Did he luck his way into some big performances against Nashville? I can’t fully believe that. He seemed a lot more confident and assured in that series than he does now, though. Maybe it’s just a product of the defense in front of him. Regardless, Darling needs to be better in the second half of the regular season.
Artem Anisimov‘s faceoff problems
Beside this one point, Anisimov has done a strong job as the Blackhawks’ No. 2 center this season. He’s taken his role with Patrick Kane and Artemi Panarin and run with it, helping set up some of their goals and converting on many chances they’ve provided him.
It’s not totally incredible that Kane and Panarin have been so successful on offense without seeing many faceoff wins, but it adds an extra layer of impressiveness to their performances. Of course, this reflects poorly on the guy taking the faceoffs in Anisimov. He’s winning just 44.3 percent of his draws, and for a line that has to see a lot of ice time due to the Blackhawks’ lack of offensive depth, that’s a problem. It’ll be magnified in the postseason as well.
If there’s a positive to come from that figure, former Blackhawk Brandon Pirri — once believed to be the organization’s No. 2 center of the future — has won just 44 percent of his draws. Woo!
Marian Hossa‘s scoring droughts
Hossa is still a very capable forward on offensive and while forechecking and backchecking. But the number of offensive droughts he’s gone through this season is concerning, to say the least.
He currently has one point in his last five games, and he’s had a stretch of five games and another of seven in which he tallied no points this season. He boasts just eight goals, with three of those coming in the calendar year. He had a 14-game goal drought in the middle of the season, and his shooting percentage is currently listed at a meager 5.6.

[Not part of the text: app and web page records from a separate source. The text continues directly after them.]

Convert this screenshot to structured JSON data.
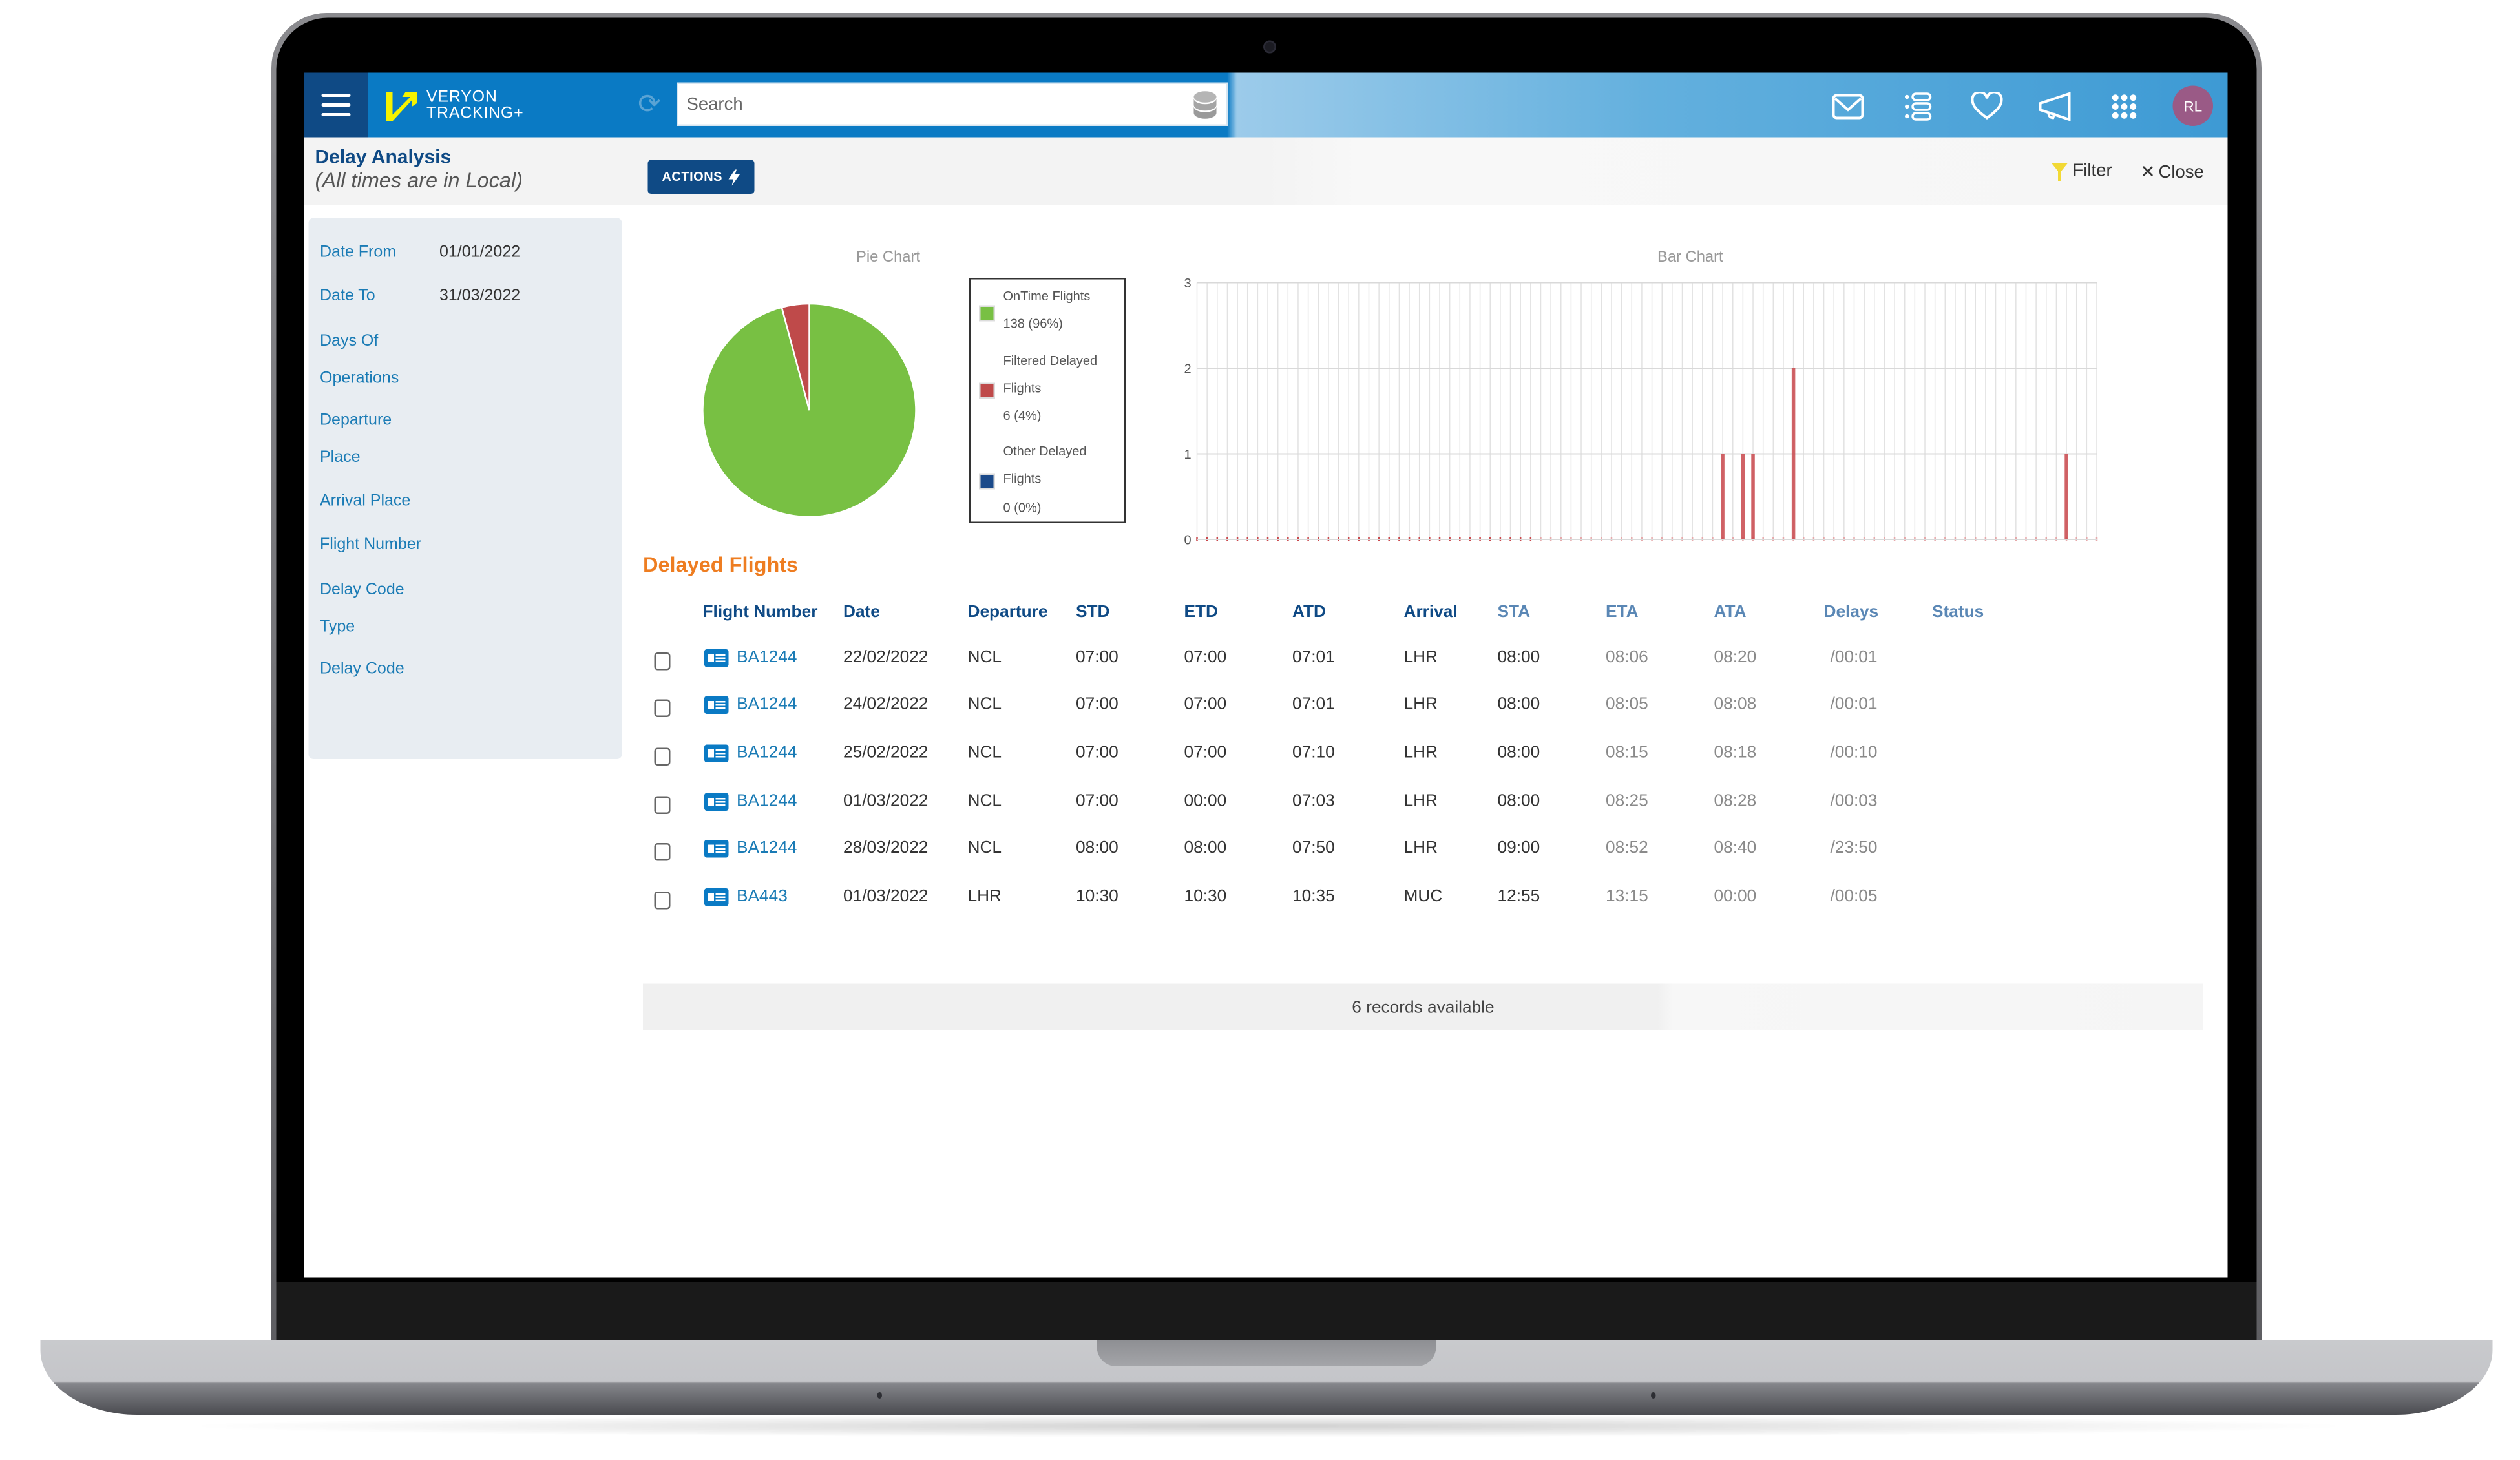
{
  "app": {
    "logo_line1": "VERYON",
    "logo_line2": "TRACKING+",
    "brand_primary": "#0a7ac4",
    "brand_dark": "#0f4a85",
    "logo_accent": "#f5f200"
  },
  "header": {
    "search_placeholder": "Search",
    "icons": [
      "menu-icon",
      "refresh-icon",
      "database-icon",
      "mail-icon",
      "list-icon",
      "heart-icon",
      "megaphone-icon",
      "apps-grid-icon"
    ],
    "avatar_initials": "RL",
    "avatar_color": "#9a5a86"
  },
  "subheader": {
    "title": "Delay Analysis",
    "subtitle": "(All times are in Local)",
    "actions_label": "ACTIONS",
    "filter_label": "Filter",
    "close_label": "Close"
  },
  "filters": {
    "items": [
      {
        "label": "Date From",
        "value": "01/01/2022"
      },
      {
        "label": "Date To",
        "value": "31/03/2022"
      },
      {
        "label": "Days Of Operations",
        "value": ""
      },
      {
        "label": "Departure Place",
        "value": ""
      },
      {
        "label": "Arrival Place",
        "value": ""
      },
      {
        "label": "Flight Number",
        "value": ""
      },
      {
        "label": "Delay Code Type",
        "value": ""
      },
      {
        "label": "Delay Code",
        "value": ""
      }
    ]
  },
  "chart_data": [
    {
      "type": "pie",
      "title": "Pie Chart",
      "categories": [
        "OnTime Flights",
        "Filtered Delayed Flights",
        "Other Delayed Flights"
      ],
      "values": [
        138,
        6,
        0
      ],
      "percent_labels": [
        "138 (96%)",
        "6 (4%)",
        "0 (0%)"
      ],
      "colors": [
        "#78c043",
        "#bf4a4a",
        "#1b4a8a"
      ],
      "legend_position": "right"
    },
    {
      "type": "bar",
      "title": "Bar Chart",
      "x_start_date": "01/01/2022",
      "x_end_date": "31/03/2022",
      "x_count": 90,
      "series": [
        {
          "name": "Filtered Delayed Flights",
          "color": "#c9484c",
          "points": [
            {
              "date": "22/02/2022",
              "index": 52,
              "value": 1
            },
            {
              "date": "24/02/2022",
              "index": 54,
              "value": 1
            },
            {
              "date": "25/02/2022",
              "index": 55,
              "value": 1
            },
            {
              "date": "01/03/2022",
              "index": 59,
              "value": 2
            },
            {
              "date": "28/03/2022",
              "index": 86,
              "value": 1
            }
          ]
        }
      ],
      "yticks": [
        "0",
        "1",
        "2",
        "3"
      ],
      "ylim": [
        0,
        3
      ],
      "xlabel": "",
      "ylabel": "",
      "grid": true
    }
  ],
  "table": {
    "title": "Delayed Flights",
    "columns": [
      "Flight Number",
      "Date",
      "Departure",
      "STD",
      "ETD",
      "ATD",
      "Arrival",
      "STA",
      "ETA",
      "ATA",
      "Delays",
      "Status"
    ],
    "rows": [
      {
        "flight": "BA1244",
        "date": "22/02/2022",
        "dep": "NCL",
        "std": "07:00",
        "etd": "07:00",
        "atd": "07:01",
        "arr": "LHR",
        "sta": "08:00",
        "eta": "08:06",
        "ata": "08:20",
        "delays": "/00:01",
        "status": ""
      },
      {
        "flight": "BA1244",
        "date": "24/02/2022",
        "dep": "NCL",
        "std": "07:00",
        "etd": "07:00",
        "atd": "07:01",
        "arr": "LHR",
        "sta": "08:00",
        "eta": "08:05",
        "ata": "08:08",
        "delays": "/00:01",
        "status": ""
      },
      {
        "flight": "BA1244",
        "date": "25/02/2022",
        "dep": "NCL",
        "std": "07:00",
        "etd": "07:00",
        "atd": "07:10",
        "arr": "LHR",
        "sta": "08:00",
        "eta": "08:15",
        "ata": "08:18",
        "delays": "/00:10",
        "status": ""
      },
      {
        "flight": "BA1244",
        "date": "01/03/2022",
        "dep": "NCL",
        "std": "07:00",
        "etd": "00:00",
        "atd": "07:03",
        "arr": "LHR",
        "sta": "08:00",
        "eta": "08:25",
        "ata": "08:28",
        "delays": "/00:03",
        "status": ""
      },
      {
        "flight": "BA1244",
        "date": "28/03/2022",
        "dep": "NCL",
        "std": "08:00",
        "etd": "08:00",
        "atd": "07:50",
        "arr": "LHR",
        "sta": "09:00",
        "eta": "08:52",
        "ata": "08:40",
        "delays": "/23:50",
        "status": ""
      },
      {
        "flight": "BA443",
        "date": "01/03/2022",
        "dep": "LHR",
        "std": "10:30",
        "etd": "10:30",
        "atd": "10:35",
        "arr": "MUC",
        "sta": "12:55",
        "eta": "13:15",
        "ata": "00:00",
        "delays": "/00:05",
        "status": ""
      }
    ],
    "footer": "6 records available"
  }
}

Is Hossa on the decline? Probably. He’s 36 years old, and not everyone is Jaromir Jagr. But can he be better than this? Absolutely, and the Blackhawks need him to be.
The Patrick Sharp trade
I ended the positives section with Stan fixing his mistakes. Well, this was a tough one to fix.
Trading Sharp wasn’t a mistake — the Blackhawks needed a way to get under the cap, and moving Sharp was the answer (along with moving Brandon Saad). But the Blackhawks have already parted ways with both pieces they received in the Sharp-to-Dallas deal, and they siphoned off a promising young defenseman at a time where they really need to stockpile blueliners.
It sucked having to trade Sharp in general, but the end results have just been brutal. Sharp has gone on to form hockey’s most-potent offensive line with Tyler Seguin and Jamie Benn, while Ryan Garbutt now plays for Anaheim and Trevor Daley is in Pittsburgh. And a steadily improving Dallas blue line is probably going to get better with the future addition of Stephen Johns.
Probably best we stop talking about this one now. I think I’m going to be sick.
What were your top Blackhawks positives and negatives from the first half of the 2015-16 season? Let us know in the comments.